TY - JOUR

T1 - An analysis of Existential Graphs–part 2

T2 - Beta

AU - Bellucci, Francesco

AU - Pietarinen, Ahti Veikko

N1 - Funding Information:
Open access funding provided by Alma Mater Studiorum - Universitá di Bologna within the CRUI-CARE Agreement. Support received from (A.-V. Pietarinen) the Basic Research Program of the National Research University Higher School of Economics, the Estonian Research Council (PUT 1305, 2016-2018), the Academy of Finland (2016, 2019), and the Chinese National Social Science Fund “The Historical Evolution of Logical Vocabulary and Research on Philosophical Issues” (20& ZD046, 2020).
Publisher Copyright:
© 2021, The Author(s)

PY - 2021/12

Y1 - 2021/12

N2 - This paper provides an analysis of the notational difference between Beta Existential Graphs, the graphical notation for quantificational logic invented by Charles S. Peirce at the end of the 19th century, and the ordinary notation of first-order logic. Peirce thought his graphs to be “more diagrammatic” than equivalently expressive languages (including his own algebras) for quantificational logic. The reason of this, he claimed, is that less room is afforded in Existential Graphs than in equivalently expressive languages for different ways of representing the same fact. The reason of this, in turn, is that Existential Graphs are a non-linear, occurrence-referential notation. As a non-linear notation, each graph corresponds to a class of logically equivalent but syntactically distinct sentences of the ordinary notation of first-order logic that are obtained by permuting those elements (sentential variables, predicate expressions, and quantifiers) that in the graphs lie in the same area. As an occurrence-referential notation, each Beta graph corresponds to a class of logically equivalent but syntactically distinct sentences of the ordinary notation of first-order logic in which the identity of reference of two or more variables is asserted. In brief, Peirce’s graphs are more diagrammatic than the linear, type-referential notation of first-order logic because the function that translates the latter to the graphs does not define isomorphism between the two notations.

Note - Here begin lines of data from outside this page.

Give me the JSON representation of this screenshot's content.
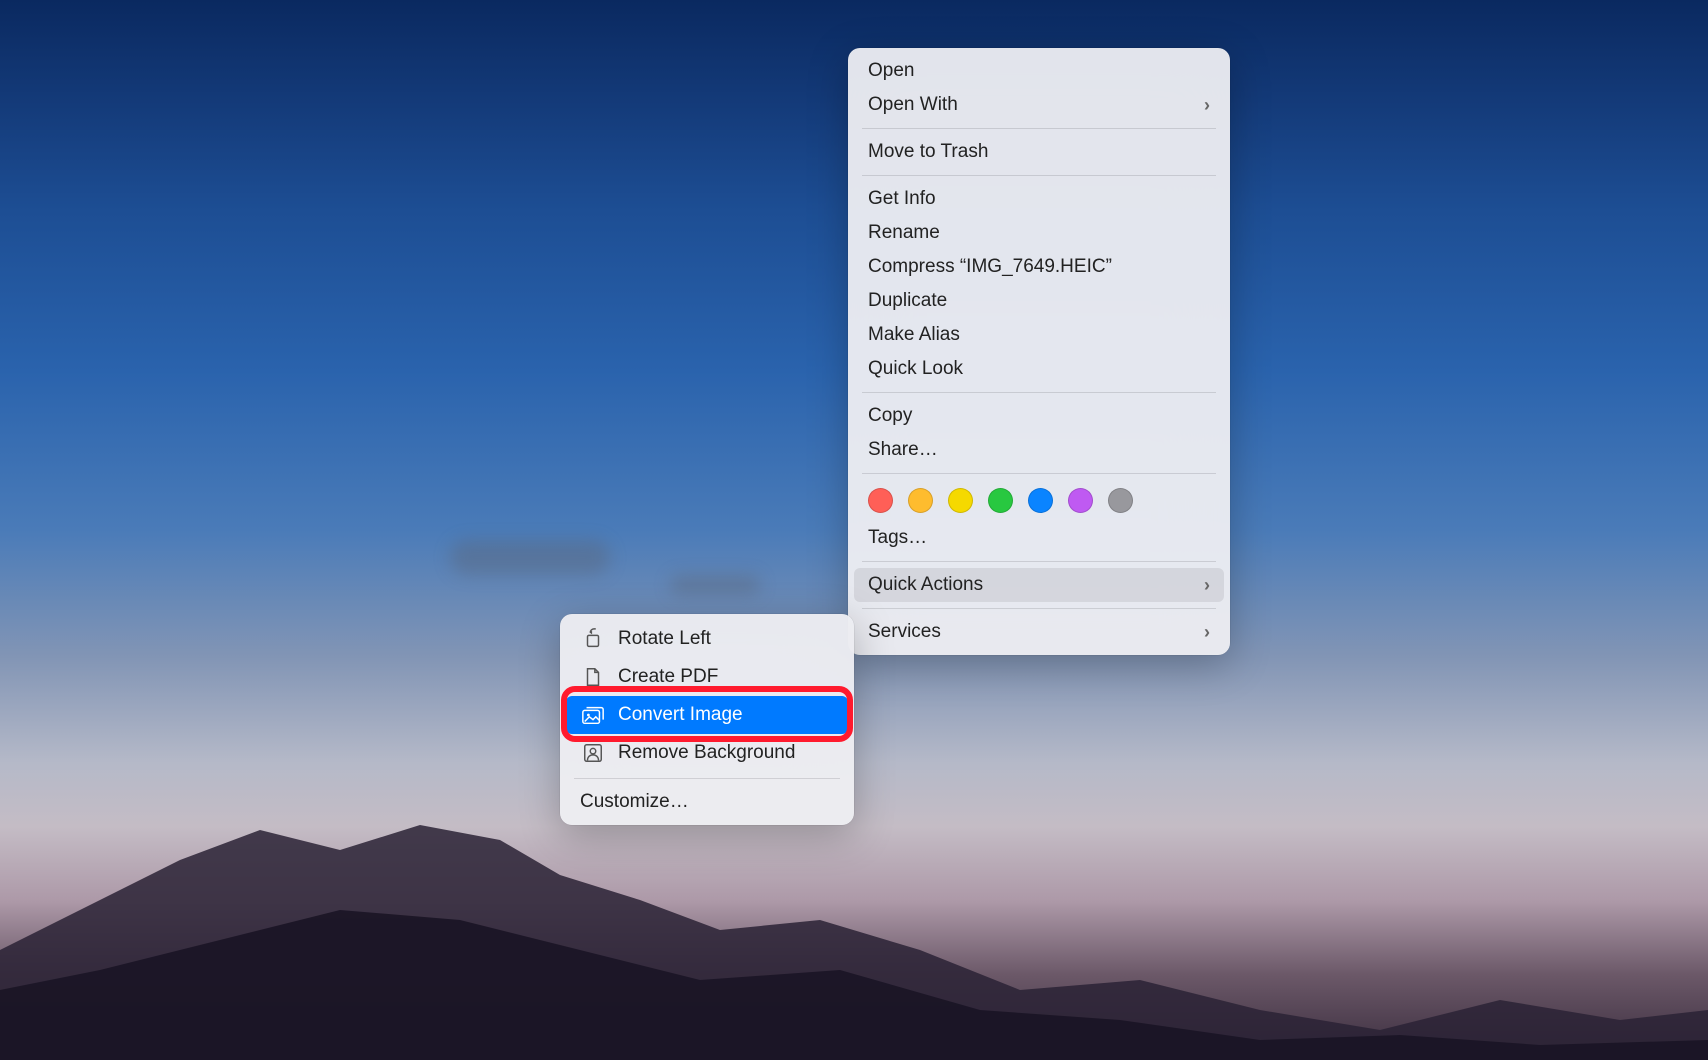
{
  "context_menu": {
    "groups": [
      [
        {
          "label": "Open",
          "id": "open"
        },
        {
          "label": "Open With",
          "id": "open-with",
          "submenu": true
        }
      ],
      [
        {
          "label": "Move to Trash",
          "id": "move-to-trash"
        }
      ],
      [
        {
          "label": "Get Info",
          "id": "get-info"
        },
        {
          "label": "Rename",
          "id": "rename"
        },
        {
          "label": "Compress “IMG_7649.HEIC”",
          "id": "compress"
        },
        {
          "label": "Duplicate",
          "id": "duplicate"
        },
        {
          "label": "Make Alias",
          "id": "make-alias"
        },
        {
          "label": "Quick Look",
          "id": "quick-look"
        }
      ],
      [
        {
          "label": "Copy",
          "id": "copy"
        },
        {
          "label": "Share…",
          "id": "share"
        }
      ]
    ],
    "tags": {
      "label": "Tags…",
      "colors": [
        "#ff5f57",
        "#febc2e",
        "#f5d900",
        "#28c840",
        "#0a84ff",
        "#bf5af2",
        "#98989d"
      ]
    },
    "bottom_group": [
      {
        "label": "Quick Actions",
        "id": "quick-actions",
        "submenu": true,
        "active": true
      },
      {
        "label": "Services",
        "id": "services",
        "submenu": true
      }
    ]
  },
  "quick_actions_submenu": {
    "items": [
      {
        "label": "Rotate Left",
        "id": "rotate-left",
        "icon": "rotate"
      },
      {
        "label": "Create PDF",
        "id": "create-pdf",
        "icon": "document"
      },
      {
        "label": "Convert Image",
        "id": "convert-image",
        "icon": "images",
        "highlighted": true
      },
      {
        "label": "Remove Background",
        "id": "remove-background",
        "icon": "person-crop"
      }
    ],
    "customize": {
      "label": "Customize…",
      "id": "customize"
    }
  }
}
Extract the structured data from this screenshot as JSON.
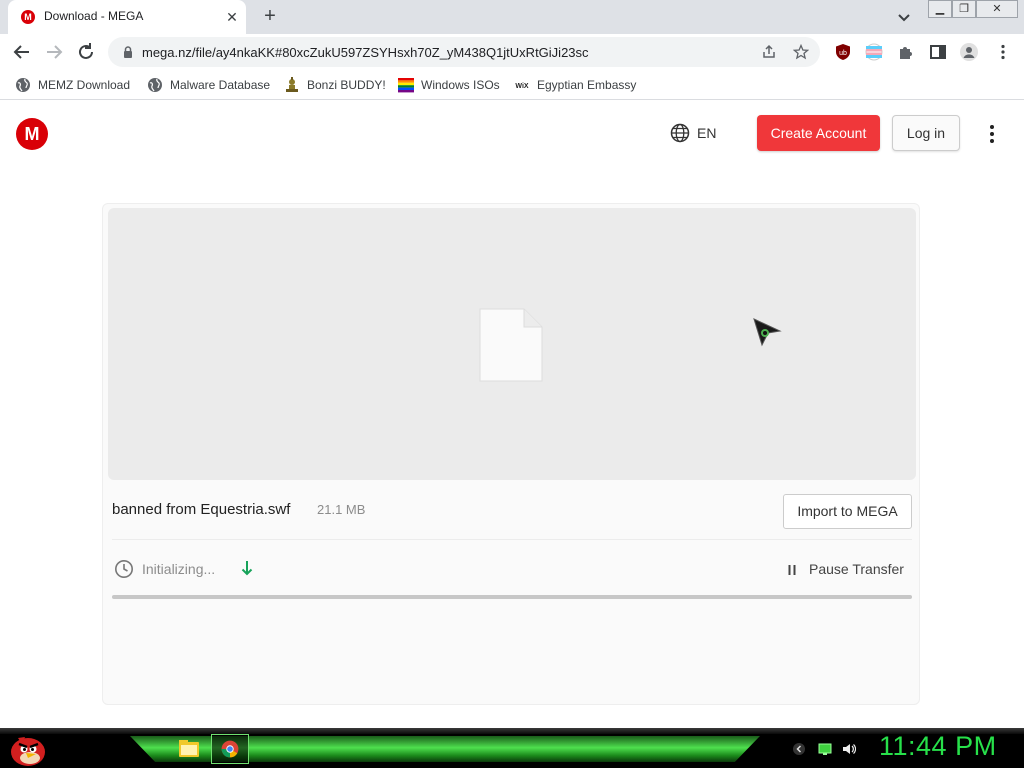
{
  "browser": {
    "tab": {
      "title": "Download - MEGA",
      "favicon": "M"
    },
    "url": "mega.nz/file/ay4nkaKK#80xcZukU597ZSYHsxh70Z_yM438Q1jtUxRtGiJi23sc",
    "bookmarks": [
      {
        "label": "MEMZ Download",
        "icon": "globe-icon"
      },
      {
        "label": "Malware Database",
        "icon": "globe-icon"
      },
      {
        "label": "Bonzi BUDDY!",
        "icon": "bonzi-icon"
      },
      {
        "label": "Windows ISOs",
        "icon": "windows-flag-icon"
      },
      {
        "label": "Egyptian Embassy",
        "icon": "wix-icon"
      }
    ],
    "extensions": [
      "ublock-origin-icon",
      "trans-flag-extension-icon",
      "puzzle-extensions-icon",
      "side-panel-icon",
      "profile-icon",
      "chrome-menu-icon"
    ]
  },
  "mega": {
    "logo": "M",
    "language": "EN",
    "create_account_label": "Create Account",
    "login_label": "Log in"
  },
  "download": {
    "filename": "banned from Equestria.swf",
    "size": "21.1 MB",
    "import_label": "Import to MEGA",
    "status": "Initializing...",
    "pause_label": "Pause Transfer",
    "progress": 0
  },
  "taskbar": {
    "time": "11:44 PM",
    "apps": [
      "file-explorer-icon",
      "chrome-icon"
    ],
    "tray": [
      "tray-arrow-icon",
      "network-icon",
      "volume-icon"
    ]
  },
  "colors": {
    "mega_red": "#d90007",
    "create_button": "#f0373a",
    "clock_green": "#27e04a",
    "taskbar_green": "#4ee04e"
  }
}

AB - This paper provides an analysis of the notational difference between Beta Existential Graphs, the graphical notation for quantificational logic invented by Charles S. Peirce at the end of the 19th century, and the ordinary notation of first-order logic. Peirce thought his graphs to be “more diagrammatic” than equivalently expressive languages (including his own algebras) for quantificational logic. The reason of this, he claimed, is that less room is afforded in Existential Graphs than in equivalently expressive languages for different ways of representing the same fact. The reason of this, in turn, is that Existential Graphs are a non-linear, occurrence-referential notation. As a non-linear notation, each graph corresponds to a class of logically equivalent but syntactically distinct sentences of the ordinary notation of first-order logic that are obtained by permuting those elements (sentential variables, predicate expressions, and quantifiers) that in the graphs lie in the same area. As an occurrence-referential notation, each Beta graph corresponds to a class of logically equivalent but syntactically distinct sentences of the ordinary notation of first-order logic in which the identity of reference of two or more variables is asserted. In brief, Peirce’s graphs are more diagrammatic than the linear, type-referential notation of first-order logic because the function that translates the latter to the graphs does not define isomorphism between the two notations.

KW - Beta graphs

KW - Existential graphs

KW - Line of identity

KW - Logical notations

KW - Occurrence-referentiality

KW - Peirce

KW - Quantification

UR - http://www.scopus.com/inward/record.url?scp=85105423333&partnerID=8YFLogxK

U2 - 10.1007/s11229-021-03134-3

DO - 10.1007/s11229-021-03134-3

M3 - Journal article

AN - SCOPUS:85105423333

SN - 0039-7857

VL - 199

SP - 7705

EP - 7726

JO - Synthese

JF - Synthese

IS - 3-4

ER -